Manhattan DA Bragg's hush money bribe and fraud case against Trump could go to trial first following federal delays

 December 28, 2023

Of the four separate criminal indictments against former President Donald Trump, the first one filed by Manhattan District Attorney Alvin Bragg may also end up being the first one that goes to trial, according to an MSNBC op-ed.

That indictment alleges that Trump bribed women accusing him of infidelity to remain silent with hush money payments during the 2016 campaign and then falsified business records to cover up those bribes.

The case, which is widely regarded as the weakest of the four indictments against Trump, will likely be the first to go to trial in late March since Special Counsel Jack Smith's federal 2020 election-related case, slated to go to trial in early March, will likely be delayed as an appeals court and the Supreme Court settle the question of whether Trump is protected from prosecution by presidential immunity.

DA Bragg could get first shot at criminally prosecuting Trump

The MSNBC op-ed, penned by anti-Trump law professor Laurence Tribe and former prosecutor Dennis Aftergut, seemingly acknowledged that the situation would be better if Special Counsel Smith's federal case was tried first but concluded that it was "OK" that DA Bragg would get the first shot at prosecuting the former president.

The piece argued, as has Bragg, that Trump's hush money payments to silence the accusations of two women ahead of an impending election -- keeping their claims hidden from voters -- constituted a form of interference and theft of the election that was then compounded by fraud with the alleged falsification of business records to hide the reimbursement of those payments to his personal attorney at the time.

"No one should give up hope that an early resolution of Trump’s federal appeals will block his attempts to manipulate the judicial process. But if it turns out that they stall his D.C. prosecution for more than four months, there is a strong Plan B," the op-ed concluded. "All of us should be grateful to Bragg and to the New York grand jury: If they hadn’t put an important criminal trial of Trump on the docket, we would be without a crucial backstop to guard against Trump’s sordid legal strategy."

Manhattan hush money case deemed weak and unlikely to succeed

For as much as the MSNBC op-ed attempted to bolster the significance of the Manhattan hush money case, that won't change the fact that it is generally regarded as a rather weak case that is far from guaranteed to result in a conviction and imprisonment for former President Trump, according to the New York Post's analysis at the time the indictment was handed down in March.

That is because DA Bragg is using a "novel legal theory" to prosecute the former president that involves resurrecting misdemeanor business records falsification charges for which the statute of limitations had expired and then elevating them to felonies by linking them to alleged federal campaign finance violations.

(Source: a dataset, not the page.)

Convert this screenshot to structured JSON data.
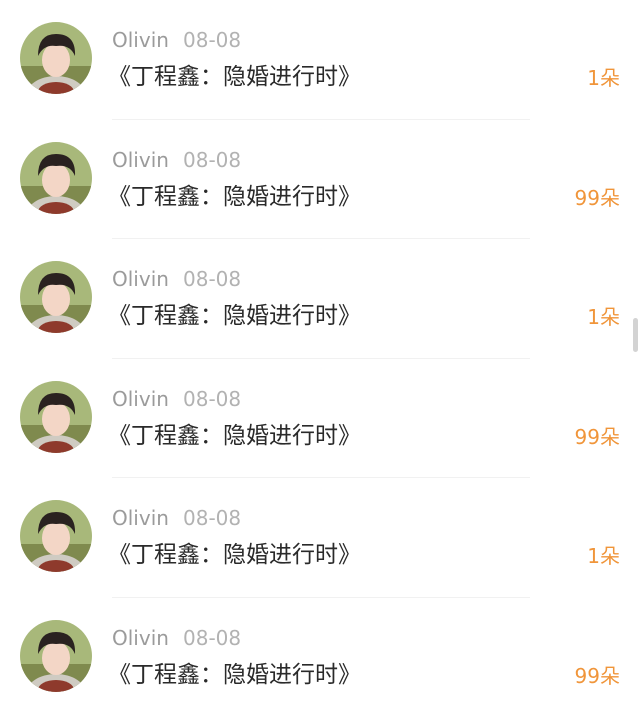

Notably, the Justice Department had reportedly once considered pursuing similar federal campaign finance violation charges against Trump over the alleged hush money payments -- on the theory that they constituted contributions to his presidential campaign -- but ultimately decided against doing so as the case was believed to be too weak and too difficult to prove in court, much less survive the appeals process.

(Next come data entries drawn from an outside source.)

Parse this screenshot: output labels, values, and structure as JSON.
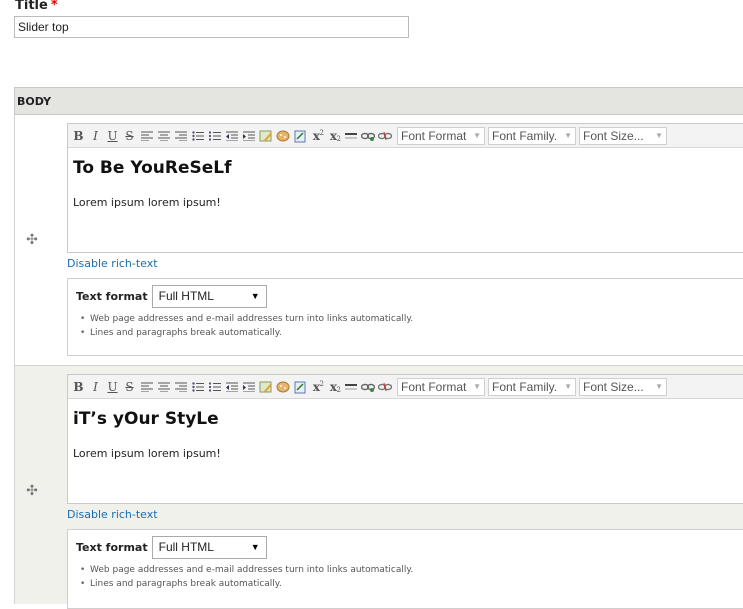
{
  "title": {
    "label": "Title",
    "required_mark": "*",
    "value": "Slider top"
  },
  "body_section": {
    "header": "BODY"
  },
  "toolbar": {
    "icons": [
      "bold-icon",
      "italic-icon",
      "underline-icon",
      "strikethrough-icon",
      "align-left-icon",
      "align-center-icon",
      "align-right-icon",
      "bullet-list-icon",
      "numbered-list-icon",
      "outdent-icon",
      "indent-icon",
      "edit-image-icon",
      "special-char-icon",
      "paste-icon",
      "superscript-icon",
      "subscript-icon",
      "horizontal-rule-icon",
      "link-icon",
      "unlink-icon"
    ],
    "font_format": "Font Format",
    "font_family": "Font Family.",
    "font_size": "Font Size..."
  },
  "items": [
    {
      "heading": "To Be YouReSeLf",
      "paragraph": "Lorem ipsum lorem ipsum!",
      "disable_link": "Disable rich-text",
      "text_format_label": "Text format",
      "text_format_value": "Full HTML",
      "tips": [
        "Web page addresses and e-mail addresses turn into links automatically.",
        "Lines and paragraphs break automatically."
      ]
    },
    {
      "heading": "iT’s yOur StyLe",
      "paragraph": "Lorem ipsum lorem ipsum!",
      "disable_link": "Disable rich-text",
      "text_format_label": "Text format",
      "text_format_value": "Full HTML",
      "tips": [
        "Web page addresses and e-mail addresses turn into links automatically.",
        "Lines and paragraphs break automatically."
      ]
    }
  ],
  "colors": {
    "link": "#1a6cb0",
    "required": "#e00000",
    "header_bg": "#e4e4e1",
    "alt_row_bg": "#f1f1ec"
  }
}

Possibility the Georgia racketeering case could be first to trial

Despite the likely delay of Special Counsel Smith's federal election-related March 4 trial date against former President Trump and the appearance of DA Bragg being next in line to go ahead with his prosecution set to begin on March 25, there is reportedly a chance that the final criminal indictment against the former president might end up being the first to go to trial.

Salon reported on the emerging possibility that Georgia's Fulton County District Attorney Fani Willis, who has criminally charged Trump and others with an alleged racketeering conspiracy to overturn the 2020 election results, could make a move that would allow her to launch her trial "within weeks."

The Georgia trial is slated to begin in August 2024, but the outlet cited legal experts as saying that the likely delays to Trump's federal trials -- his classified documents case scheduled to begin in May also appears likely to be delayed -- "opens up a window" for DA Willis to make the first move against the former president.

That can supposedly be done if she calls for a "simplified trial" involving just the former president and a couple of close associates that could begin as soon as January or February.

However, that plan could be disrupted -- if not rendered moot and the case dismissed -- if the D.C. Circuit Court and Supreme Court rule quickly in favor of Trump's claimed presidential immunity from prosecution for actions taken while he still served as the president.

" A free people [claim] their rights, as derived from the laws of nature."
Thomas Jefferson
© 2015 - 2024 Conservative Institute. All Rights Reserved.